_TASK DESCRIPTION_.
Only the lines holding "keywords" are wanted. Copy every one from the records below.

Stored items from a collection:
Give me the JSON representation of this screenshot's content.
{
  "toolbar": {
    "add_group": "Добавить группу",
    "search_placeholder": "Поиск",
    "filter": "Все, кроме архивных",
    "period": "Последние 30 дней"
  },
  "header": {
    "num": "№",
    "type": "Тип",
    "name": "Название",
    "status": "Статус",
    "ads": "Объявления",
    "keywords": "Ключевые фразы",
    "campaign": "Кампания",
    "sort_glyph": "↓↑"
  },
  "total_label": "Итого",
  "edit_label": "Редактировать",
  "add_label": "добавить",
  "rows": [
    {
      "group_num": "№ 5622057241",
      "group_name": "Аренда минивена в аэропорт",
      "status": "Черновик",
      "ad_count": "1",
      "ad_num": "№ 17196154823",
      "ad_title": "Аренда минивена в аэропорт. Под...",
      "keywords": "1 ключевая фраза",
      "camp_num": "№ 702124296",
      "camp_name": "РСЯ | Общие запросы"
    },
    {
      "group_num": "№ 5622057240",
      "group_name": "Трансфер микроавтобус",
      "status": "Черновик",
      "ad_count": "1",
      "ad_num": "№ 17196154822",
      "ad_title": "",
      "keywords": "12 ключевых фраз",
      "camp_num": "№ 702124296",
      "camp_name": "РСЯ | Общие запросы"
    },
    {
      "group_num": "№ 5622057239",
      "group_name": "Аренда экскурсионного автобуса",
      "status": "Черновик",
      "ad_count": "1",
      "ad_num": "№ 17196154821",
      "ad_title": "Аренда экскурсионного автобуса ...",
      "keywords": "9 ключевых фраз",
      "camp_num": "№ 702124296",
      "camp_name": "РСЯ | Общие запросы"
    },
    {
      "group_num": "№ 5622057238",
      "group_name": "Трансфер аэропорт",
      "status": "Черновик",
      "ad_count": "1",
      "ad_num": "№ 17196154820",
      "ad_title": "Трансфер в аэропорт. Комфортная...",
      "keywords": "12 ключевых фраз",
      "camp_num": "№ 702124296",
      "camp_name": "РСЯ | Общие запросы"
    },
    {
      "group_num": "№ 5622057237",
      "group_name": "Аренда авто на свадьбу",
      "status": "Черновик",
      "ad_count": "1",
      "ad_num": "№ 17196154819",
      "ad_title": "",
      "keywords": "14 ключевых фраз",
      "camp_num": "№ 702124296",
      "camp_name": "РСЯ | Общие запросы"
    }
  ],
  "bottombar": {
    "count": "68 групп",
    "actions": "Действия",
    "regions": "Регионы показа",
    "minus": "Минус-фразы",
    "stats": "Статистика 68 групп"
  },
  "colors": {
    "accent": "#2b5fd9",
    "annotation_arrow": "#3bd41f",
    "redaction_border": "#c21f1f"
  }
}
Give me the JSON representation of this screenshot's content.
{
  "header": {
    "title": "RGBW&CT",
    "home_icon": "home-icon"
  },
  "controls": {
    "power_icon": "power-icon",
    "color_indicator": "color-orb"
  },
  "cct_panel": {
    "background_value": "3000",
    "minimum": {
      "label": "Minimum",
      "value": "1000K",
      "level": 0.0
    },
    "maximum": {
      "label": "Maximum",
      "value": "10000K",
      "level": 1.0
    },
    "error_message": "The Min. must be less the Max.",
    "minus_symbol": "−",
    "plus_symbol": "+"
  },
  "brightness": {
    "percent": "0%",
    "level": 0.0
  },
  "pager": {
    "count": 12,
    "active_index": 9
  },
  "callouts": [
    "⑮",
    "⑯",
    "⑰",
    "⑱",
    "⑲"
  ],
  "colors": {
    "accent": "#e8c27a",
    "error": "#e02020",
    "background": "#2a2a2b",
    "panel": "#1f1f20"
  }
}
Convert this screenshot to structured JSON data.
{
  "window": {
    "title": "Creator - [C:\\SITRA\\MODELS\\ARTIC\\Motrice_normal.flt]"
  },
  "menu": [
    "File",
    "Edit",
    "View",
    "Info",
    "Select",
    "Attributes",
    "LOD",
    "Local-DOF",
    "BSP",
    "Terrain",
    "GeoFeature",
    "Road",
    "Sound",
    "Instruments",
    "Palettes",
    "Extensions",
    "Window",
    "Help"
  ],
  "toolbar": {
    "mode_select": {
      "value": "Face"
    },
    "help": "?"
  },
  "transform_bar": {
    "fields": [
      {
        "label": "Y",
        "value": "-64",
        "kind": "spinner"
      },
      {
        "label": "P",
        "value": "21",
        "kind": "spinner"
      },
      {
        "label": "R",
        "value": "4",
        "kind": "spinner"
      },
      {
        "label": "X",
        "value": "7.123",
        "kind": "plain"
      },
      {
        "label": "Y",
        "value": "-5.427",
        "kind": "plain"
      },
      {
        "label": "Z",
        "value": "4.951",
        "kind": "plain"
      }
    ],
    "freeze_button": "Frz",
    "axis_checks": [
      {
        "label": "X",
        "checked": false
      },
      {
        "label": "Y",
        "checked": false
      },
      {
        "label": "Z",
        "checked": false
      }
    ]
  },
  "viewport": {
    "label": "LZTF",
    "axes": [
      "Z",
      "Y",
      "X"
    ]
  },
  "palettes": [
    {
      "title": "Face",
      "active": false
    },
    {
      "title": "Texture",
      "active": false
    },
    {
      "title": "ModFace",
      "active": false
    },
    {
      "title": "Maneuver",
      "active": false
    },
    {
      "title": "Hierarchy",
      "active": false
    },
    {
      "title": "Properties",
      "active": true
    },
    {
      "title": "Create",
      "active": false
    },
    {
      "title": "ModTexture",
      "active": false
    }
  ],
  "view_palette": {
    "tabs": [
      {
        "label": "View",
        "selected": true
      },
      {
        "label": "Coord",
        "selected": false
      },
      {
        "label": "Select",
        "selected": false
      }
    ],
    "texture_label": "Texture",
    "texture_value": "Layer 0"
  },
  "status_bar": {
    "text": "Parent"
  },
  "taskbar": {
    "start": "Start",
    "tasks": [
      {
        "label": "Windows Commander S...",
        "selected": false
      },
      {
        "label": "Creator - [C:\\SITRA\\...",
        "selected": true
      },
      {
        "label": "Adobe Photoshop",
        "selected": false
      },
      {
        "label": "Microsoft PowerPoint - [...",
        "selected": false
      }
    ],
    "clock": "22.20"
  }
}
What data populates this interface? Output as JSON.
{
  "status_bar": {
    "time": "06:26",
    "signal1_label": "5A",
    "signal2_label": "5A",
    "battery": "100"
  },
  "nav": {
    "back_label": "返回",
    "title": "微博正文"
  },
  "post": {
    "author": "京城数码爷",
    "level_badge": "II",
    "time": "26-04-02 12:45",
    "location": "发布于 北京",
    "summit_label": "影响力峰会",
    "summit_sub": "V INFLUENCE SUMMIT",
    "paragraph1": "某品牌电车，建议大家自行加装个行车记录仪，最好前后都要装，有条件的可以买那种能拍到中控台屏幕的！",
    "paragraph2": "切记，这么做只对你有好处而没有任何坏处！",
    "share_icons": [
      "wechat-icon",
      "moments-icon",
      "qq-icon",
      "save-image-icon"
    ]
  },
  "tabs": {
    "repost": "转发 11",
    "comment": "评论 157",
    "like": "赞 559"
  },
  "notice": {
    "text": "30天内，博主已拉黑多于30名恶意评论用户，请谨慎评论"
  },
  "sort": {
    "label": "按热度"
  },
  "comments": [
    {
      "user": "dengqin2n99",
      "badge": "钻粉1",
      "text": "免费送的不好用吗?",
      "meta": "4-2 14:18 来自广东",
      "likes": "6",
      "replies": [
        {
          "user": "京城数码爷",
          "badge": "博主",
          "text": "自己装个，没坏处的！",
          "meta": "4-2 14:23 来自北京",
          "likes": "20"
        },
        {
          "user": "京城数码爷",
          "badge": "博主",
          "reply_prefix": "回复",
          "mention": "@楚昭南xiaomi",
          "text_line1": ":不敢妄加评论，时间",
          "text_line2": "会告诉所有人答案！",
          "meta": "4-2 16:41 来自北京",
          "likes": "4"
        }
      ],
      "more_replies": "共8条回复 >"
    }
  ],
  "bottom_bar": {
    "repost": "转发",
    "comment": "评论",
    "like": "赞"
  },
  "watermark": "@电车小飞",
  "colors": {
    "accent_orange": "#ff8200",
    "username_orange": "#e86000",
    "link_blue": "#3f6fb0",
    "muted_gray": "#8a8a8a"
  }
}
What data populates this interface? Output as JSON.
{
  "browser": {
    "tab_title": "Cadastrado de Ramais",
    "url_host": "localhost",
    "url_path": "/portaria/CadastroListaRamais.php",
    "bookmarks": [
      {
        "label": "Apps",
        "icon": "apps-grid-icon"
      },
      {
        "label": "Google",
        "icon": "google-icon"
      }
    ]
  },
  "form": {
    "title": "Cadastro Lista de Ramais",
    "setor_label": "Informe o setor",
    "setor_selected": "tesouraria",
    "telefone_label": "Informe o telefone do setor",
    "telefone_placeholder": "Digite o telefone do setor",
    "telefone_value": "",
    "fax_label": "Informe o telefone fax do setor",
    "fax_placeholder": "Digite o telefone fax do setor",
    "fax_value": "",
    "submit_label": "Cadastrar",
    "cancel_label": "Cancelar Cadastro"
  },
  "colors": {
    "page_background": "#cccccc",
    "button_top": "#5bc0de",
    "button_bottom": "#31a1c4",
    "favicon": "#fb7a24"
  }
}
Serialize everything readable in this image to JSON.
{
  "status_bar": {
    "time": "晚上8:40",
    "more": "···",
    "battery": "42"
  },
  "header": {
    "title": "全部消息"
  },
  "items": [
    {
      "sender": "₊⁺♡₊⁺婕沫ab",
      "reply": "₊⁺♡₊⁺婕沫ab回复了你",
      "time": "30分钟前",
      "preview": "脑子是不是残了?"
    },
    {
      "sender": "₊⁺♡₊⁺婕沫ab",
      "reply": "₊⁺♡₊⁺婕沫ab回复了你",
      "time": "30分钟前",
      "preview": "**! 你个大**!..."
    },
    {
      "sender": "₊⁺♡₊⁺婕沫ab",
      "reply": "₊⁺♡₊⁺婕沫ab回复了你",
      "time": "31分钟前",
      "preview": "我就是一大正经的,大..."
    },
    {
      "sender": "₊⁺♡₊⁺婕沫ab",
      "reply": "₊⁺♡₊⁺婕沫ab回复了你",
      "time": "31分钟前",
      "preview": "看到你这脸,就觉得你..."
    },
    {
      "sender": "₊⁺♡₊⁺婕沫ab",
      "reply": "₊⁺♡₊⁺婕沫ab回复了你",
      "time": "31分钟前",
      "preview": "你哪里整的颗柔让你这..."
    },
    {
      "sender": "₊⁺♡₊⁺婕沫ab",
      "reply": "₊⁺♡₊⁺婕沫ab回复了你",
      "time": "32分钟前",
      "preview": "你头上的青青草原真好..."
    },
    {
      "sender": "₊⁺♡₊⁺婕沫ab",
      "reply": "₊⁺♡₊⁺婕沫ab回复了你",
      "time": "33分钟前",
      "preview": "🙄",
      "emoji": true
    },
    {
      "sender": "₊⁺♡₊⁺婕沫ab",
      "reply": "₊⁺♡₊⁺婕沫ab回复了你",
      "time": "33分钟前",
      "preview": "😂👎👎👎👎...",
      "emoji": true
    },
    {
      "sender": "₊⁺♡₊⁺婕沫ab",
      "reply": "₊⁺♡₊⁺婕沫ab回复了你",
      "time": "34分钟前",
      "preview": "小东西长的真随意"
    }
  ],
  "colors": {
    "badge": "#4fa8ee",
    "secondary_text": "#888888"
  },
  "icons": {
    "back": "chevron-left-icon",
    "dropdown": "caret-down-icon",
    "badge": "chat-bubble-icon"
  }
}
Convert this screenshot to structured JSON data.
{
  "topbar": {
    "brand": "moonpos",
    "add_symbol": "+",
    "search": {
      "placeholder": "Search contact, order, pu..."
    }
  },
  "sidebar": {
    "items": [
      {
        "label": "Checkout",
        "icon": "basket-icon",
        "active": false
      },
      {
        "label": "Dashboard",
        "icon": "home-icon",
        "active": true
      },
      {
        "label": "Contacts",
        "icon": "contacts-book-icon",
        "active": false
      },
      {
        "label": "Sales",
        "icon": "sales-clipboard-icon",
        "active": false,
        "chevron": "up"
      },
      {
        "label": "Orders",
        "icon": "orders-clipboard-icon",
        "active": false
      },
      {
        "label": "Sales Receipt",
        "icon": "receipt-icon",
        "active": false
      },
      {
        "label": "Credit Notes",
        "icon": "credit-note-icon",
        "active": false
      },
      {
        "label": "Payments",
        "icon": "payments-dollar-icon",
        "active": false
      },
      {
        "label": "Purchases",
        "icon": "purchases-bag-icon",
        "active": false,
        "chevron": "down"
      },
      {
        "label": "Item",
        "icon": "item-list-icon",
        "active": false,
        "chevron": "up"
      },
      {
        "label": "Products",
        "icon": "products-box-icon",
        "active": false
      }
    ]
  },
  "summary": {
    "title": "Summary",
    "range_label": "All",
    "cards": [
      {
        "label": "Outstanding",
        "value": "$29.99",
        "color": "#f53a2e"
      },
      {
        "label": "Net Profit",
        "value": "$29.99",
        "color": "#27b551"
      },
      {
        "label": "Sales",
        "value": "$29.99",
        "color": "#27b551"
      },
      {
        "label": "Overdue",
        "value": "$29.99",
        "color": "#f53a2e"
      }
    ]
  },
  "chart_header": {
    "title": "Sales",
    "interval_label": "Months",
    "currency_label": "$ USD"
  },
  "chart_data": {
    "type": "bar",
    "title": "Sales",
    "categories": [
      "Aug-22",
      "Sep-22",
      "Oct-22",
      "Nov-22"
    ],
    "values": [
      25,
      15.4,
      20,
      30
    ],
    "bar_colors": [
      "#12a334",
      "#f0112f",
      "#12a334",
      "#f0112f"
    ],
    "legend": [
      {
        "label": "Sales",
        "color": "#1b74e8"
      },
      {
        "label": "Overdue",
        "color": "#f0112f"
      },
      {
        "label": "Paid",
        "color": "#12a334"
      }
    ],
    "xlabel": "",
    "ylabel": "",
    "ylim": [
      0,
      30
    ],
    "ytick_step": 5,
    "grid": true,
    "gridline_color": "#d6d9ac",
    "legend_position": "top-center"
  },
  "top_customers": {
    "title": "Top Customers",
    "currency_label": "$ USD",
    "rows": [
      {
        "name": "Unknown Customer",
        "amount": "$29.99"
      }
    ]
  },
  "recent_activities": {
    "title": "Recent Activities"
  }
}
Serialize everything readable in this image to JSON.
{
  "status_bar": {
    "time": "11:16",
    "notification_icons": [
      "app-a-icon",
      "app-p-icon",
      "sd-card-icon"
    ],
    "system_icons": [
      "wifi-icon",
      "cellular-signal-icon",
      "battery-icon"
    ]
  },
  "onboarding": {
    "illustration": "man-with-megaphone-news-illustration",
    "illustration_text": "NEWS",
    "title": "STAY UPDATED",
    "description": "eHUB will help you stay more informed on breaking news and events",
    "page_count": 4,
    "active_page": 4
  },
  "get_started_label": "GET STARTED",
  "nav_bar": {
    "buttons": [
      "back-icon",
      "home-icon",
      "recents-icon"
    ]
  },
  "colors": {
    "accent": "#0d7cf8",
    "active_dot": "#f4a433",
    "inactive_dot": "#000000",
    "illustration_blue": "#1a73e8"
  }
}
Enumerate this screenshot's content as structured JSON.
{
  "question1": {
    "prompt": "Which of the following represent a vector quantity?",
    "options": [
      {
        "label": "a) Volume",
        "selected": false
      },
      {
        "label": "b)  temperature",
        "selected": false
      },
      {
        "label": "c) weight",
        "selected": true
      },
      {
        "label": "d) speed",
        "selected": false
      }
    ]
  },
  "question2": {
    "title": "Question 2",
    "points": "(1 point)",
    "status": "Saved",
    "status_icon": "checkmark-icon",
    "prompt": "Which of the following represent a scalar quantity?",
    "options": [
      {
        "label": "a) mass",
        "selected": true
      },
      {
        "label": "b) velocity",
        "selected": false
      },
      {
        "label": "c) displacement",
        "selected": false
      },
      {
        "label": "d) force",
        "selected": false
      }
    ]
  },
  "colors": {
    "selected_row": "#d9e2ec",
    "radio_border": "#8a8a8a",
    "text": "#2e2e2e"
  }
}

_RESPONSE TO THE TASK_.
    "keywords": "Ключевые фразы",
      "keywords": "1 ключевая фраза",
      "keywords": "12 ключевых фраз",
      "keywords": "9 ключевых фраз",
      "keywords": "12 ключевых фраз",
      "keywords": "14 ключевых фраз",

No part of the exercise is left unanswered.